Your mention of IVOL interested me so I just took a look at the performance. It did not outperform SCHP during the volatility surrounding the start of the pandemic and it got killed last week during the volatility. Looks to me like its another good strategy on paper but difficult to execute.
Good point. One of the big negatives about IVOL — beyond the high expense ratio — is that it has only existed since May 2019, so we can’t see how it will perform in varying markets. Its year to date total return is now -0.30%, versus 0.91% for SCHP.
Thanks for all the great info David!
What do you make of LQDI, a BlackRock/iShares’ intermediate-term corporate bond ETF with inflation hedges? It seems like a reasonable/low-cost fund to add some inflation-hedging to a corporate bond fund, if the term/credit risk make sense in a portfolio & when already maximizing I-bond contributions and in this era of negative TIPS yields. As your post makes clear, its so difficult to really understand everything out there for us regular folks!
I assumed just by seeing the ticker that LQDI overlays the iShares LQD intermediate corporate bond fund with inflation hedges. That looks to be the case. Its expense ratio is 0.18%, a bit higher than LQD’s 0.14%, but reasonable. Total assets are $33.6 million (million!) versus $39.8 billion for LQD. Average volume is also minuscule, so don’t make any market orders. It had a total return of 15.8% in 2019 and 11.8% in 2020, versus 17.4% and 11% for LQD. It was created in May 2018, not much history to look at.
It uses inflation swaps to potentially gain from increases in inflation.
The good thing about this fund (and LQD) is that it is entirely invested in investment grade corporate bonds, skewed toward the BBB rating.
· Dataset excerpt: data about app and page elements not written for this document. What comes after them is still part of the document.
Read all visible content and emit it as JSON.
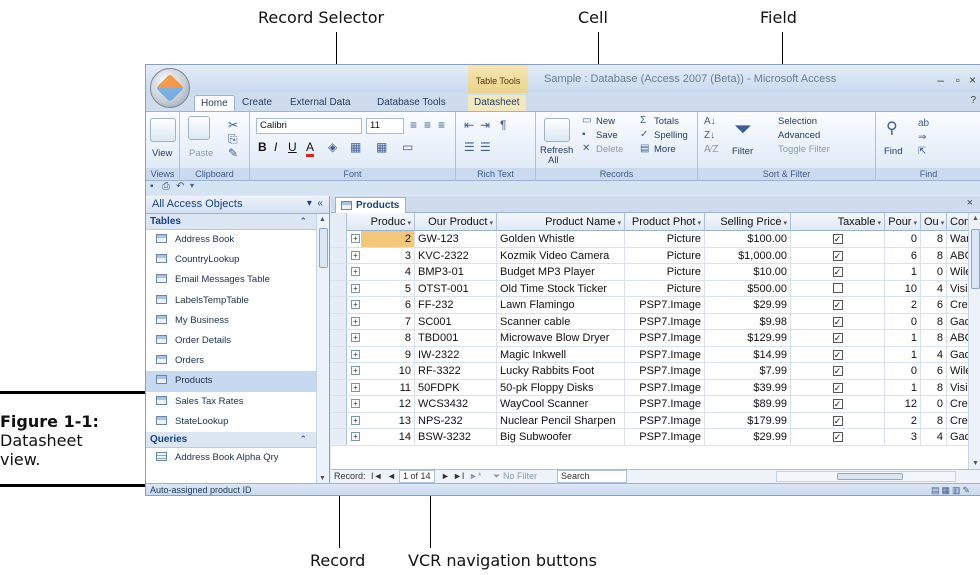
{
  "callouts": {
    "record_selector": "Record Selector",
    "cell": "Cell",
    "field": "Field",
    "record": "Record",
    "vcr": "VCR navigation buttons"
  },
  "figure": {
    "label": "Figure 1-1:",
    "caption_line1": "Datasheet",
    "caption_line2": "view."
  },
  "window": {
    "title": "Sample : Database (Access 2007 (Beta)) - Microsoft Access",
    "contextual_tab": "Table Tools",
    "minimize": "–",
    "restore": "▫",
    "close": "×",
    "help": "?"
  },
  "tabs": [
    "Home",
    "Create",
    "External Data",
    "Database Tools",
    "Datasheet"
  ],
  "ribbon": {
    "views": {
      "label": "Views",
      "view": "View"
    },
    "clipboard": {
      "label": "Clipboard",
      "paste": "Paste"
    },
    "font": {
      "label": "Font",
      "name": "Calibri",
      "size": "11"
    },
    "rich_text": {
      "label": "Rich Text"
    },
    "records": {
      "label": "Records",
      "refresh": "Refresh",
      "refresh_sub": "All",
      "new": "New",
      "save": "Save",
      "delete": "Delete",
      "totals": "Totals",
      "spelling": "Spelling",
      "more": "More"
    },
    "sort_filter": {
      "label": "Sort & Filter",
      "filter": "Filter",
      "selection": "Selection",
      "advanced": "Advanced",
      "toggle": "Toggle Filter"
    },
    "find": {
      "label": "Find",
      "find": "Find"
    }
  },
  "nav": {
    "header": "All Access Objects",
    "groups": {
      "tables": "Tables",
      "queries": "Queries"
    },
    "tables": [
      "Address Book",
      "CountryLookup",
      "Email Messages Table",
      "LabelsTempTable",
      "My Business",
      "Order Details",
      "Orders",
      "Products",
      "Sales Tax Rates",
      "StateLookup"
    ],
    "queries": [
      "Address Book Alpha Qry"
    ],
    "selected": "Products"
  },
  "datasheet": {
    "tab": "Products",
    "columns": [
      "Produc",
      "Our Product",
      "Product Name",
      "Product Phot",
      "Selling Price",
      "Taxable",
      "Pour",
      "Ou",
      "Cont"
    ],
    "rows": [
      {
        "id": "2",
        "code": "GW-123",
        "name": "Golden Whistle",
        "photo": "Picture",
        "price": "$100.00",
        "taxable": true,
        "pour": "0",
        "ou": "8",
        "cont": "Wan"
      },
      {
        "id": "3",
        "code": "KVC-2322",
        "name": "Kozmik Video Camera",
        "photo": "Picture",
        "price": "$1,000.00",
        "taxable": true,
        "pour": "6",
        "ou": "8",
        "cont": "ABC"
      },
      {
        "id": "4",
        "code": "BMP3-01",
        "name": "Budget MP3 Player",
        "photo": "Picture",
        "price": "$10.00",
        "taxable": true,
        "pour": "1",
        "ou": "0",
        "cont": "Wile"
      },
      {
        "id": "5",
        "code": "OTST-001",
        "name": "Old Time Stock Ticker",
        "photo": "Picture",
        "price": "$500.00",
        "taxable": false,
        "pour": "10",
        "ou": "4",
        "cont": "Visic"
      },
      {
        "id": "6",
        "code": "FF-232",
        "name": "Lawn Flamingo",
        "photo": "PSP7.Image",
        "price": "$29.99",
        "taxable": true,
        "pour": "2",
        "ou": "6",
        "cont": "Crea"
      },
      {
        "id": "7",
        "code": "SC001",
        "name": "Scanner cable",
        "photo": "PSP7.Image",
        "price": "$9.98",
        "taxable": true,
        "pour": "0",
        "ou": "8",
        "cont": "Gadg"
      },
      {
        "id": "8",
        "code": "TBD001",
        "name": "Microwave Blow Dryer",
        "photo": "PSP7.Image",
        "price": "$129.99",
        "taxable": true,
        "pour": "1",
        "ou": "8",
        "cont": "ABC"
      },
      {
        "id": "9",
        "code": "IW-2322",
        "name": "Magic Inkwell",
        "photo": "PSP7.Image",
        "price": "$14.99",
        "taxable": true,
        "pour": "1",
        "ou": "4",
        "cont": "Gadg"
      },
      {
        "id": "10",
        "code": "RF-3322",
        "name": "Lucky Rabbits Foot",
        "photo": "PSP7.Image",
        "price": "$7.99",
        "taxable": true,
        "pour": "0",
        "ou": "6",
        "cont": "Wile"
      },
      {
        "id": "11",
        "code": "50FDPK",
        "name": "50-pk Floppy Disks",
        "photo": "PSP7.Image",
        "price": "$39.99",
        "taxable": true,
        "pour": "1",
        "ou": "8",
        "cont": "Visic"
      },
      {
        "id": "12",
        "code": "WCS3432",
        "name": "WayCool Scanner",
        "photo": "PSP7.Image",
        "price": "$89.99",
        "taxable": true,
        "pour": "12",
        "ou": "0",
        "cont": "Crea"
      },
      {
        "id": "13",
        "code": "NPS-232",
        "name": "Nuclear Pencil Sharpen",
        "photo": "PSP7.Image",
        "price": "$179.99",
        "taxable": true,
        "pour": "2",
        "ou": "8",
        "cont": "Crea"
      },
      {
        "id": "14",
        "code": "BSW-3232",
        "name": "Big Subwoofer",
        "photo": "PSP7.Image",
        "price": "$29.99",
        "taxable": true,
        "pour": "3",
        "ou": "4",
        "cont": "Gadg"
      }
    ]
  },
  "record_nav": {
    "label": "Record:",
    "first": "I◄",
    "prev": "◄",
    "position": "1 of 14",
    "next": "►",
    "last": "►I",
    "new": "►*",
    "filter": "No Filter",
    "search": "Search"
  },
  "status": {
    "text": "Auto-assigned product ID"
  },
  "colors": {
    "accent": "#15428b",
    "ribbon": "#dfe9f5",
    "selected": "#c7d9f1"
  }
}
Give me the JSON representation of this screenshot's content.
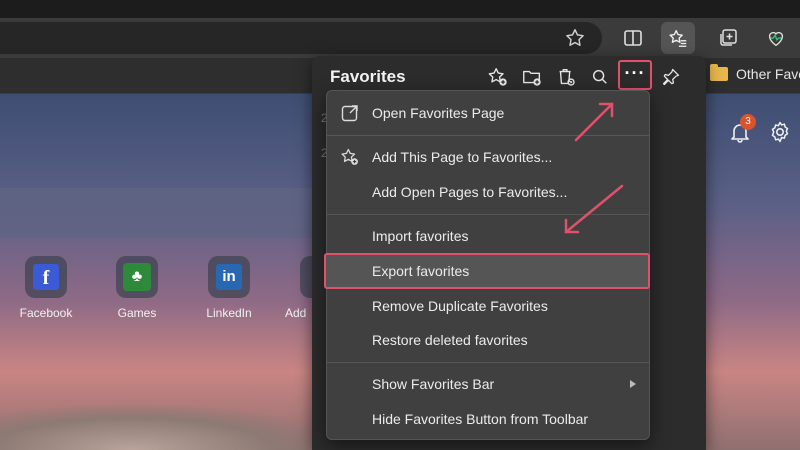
{
  "browser": {
    "favorites_bar": {
      "other_favorites_label": "Other Favo"
    },
    "notifications": {
      "badge_count": "3"
    }
  },
  "new_tab": {
    "tiles": [
      {
        "label": "Facebook",
        "glyph": "f"
      },
      {
        "label": "Games",
        "glyph": "♣"
      },
      {
        "label": "LinkedIn",
        "glyph": "in"
      },
      {
        "label": "Add",
        "glyph": ""
      }
    ]
  },
  "favorites_panel": {
    "title": "Favorites",
    "more_options_label": "···",
    "ghost_left_chars": [
      "2",
      "2"
    ],
    "menu": {
      "items": [
        {
          "label": "Open Favorites Page",
          "icon": "external-link-icon"
        },
        {
          "label": "Add This Page to Favorites...",
          "icon": "star-plus-icon"
        },
        {
          "label": "Add Open Pages to Favorites...",
          "icon": ""
        },
        {
          "label": "Import favorites",
          "icon": ""
        },
        {
          "label": "Export favorites",
          "icon": "",
          "highlighted": true
        },
        {
          "label": "Remove Duplicate Favorites",
          "icon": ""
        },
        {
          "label": "Restore deleted favorites",
          "icon": ""
        },
        {
          "label": "Show Favorites Bar",
          "icon": "",
          "submenu": true
        },
        {
          "label": "Hide Favorites Button from Toolbar",
          "icon": ""
        }
      ]
    }
  },
  "colors": {
    "highlight_outline": "#e0516b",
    "menu_bg": "#404040",
    "panel_bg": "#2c2c2c"
  }
}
No junk in this. Its effective duration is 9.43, so it is going to be volatile when interest rates swing. The big problem for me is that is such a small fund, I have to wonder if it will continue to exist. IVOL has built up to $2.9 billion in assets and a much higher average volume.
Thanks for sharing your thoughts David! I always read your blogs and learn a lot – much appreciated. Will stick to TIPS & Ibonds but keep reading about other options out there.
Nice work, David. Love a story with a happy ending.
I have always assumed credit unions were better than the banksters at looking after their customers but I guess not. I hope your friends wealth advisor reads this article and is ashamed of himself, even if it’s only for a couple of seconds.
I think some credit unions feel they need to provide “all services” to their customers, and so they set up referral arrangements with this sort of adviser at outside firms, who in some cases are just commission sales people. The non-fiduciary status should be made very clear, however.
It is sad how alert you have to be, I am almost 86 what gives you a lot of life experience, but it shows how careful you have to be with money. Glad she is smart and has you to talk to. Hanna
I’m often asked why I’m not a financial advisor. This article is exactly why. I could never push those high fee funds or ask for commissions like that. Just gross.
Bust ’em, David!!!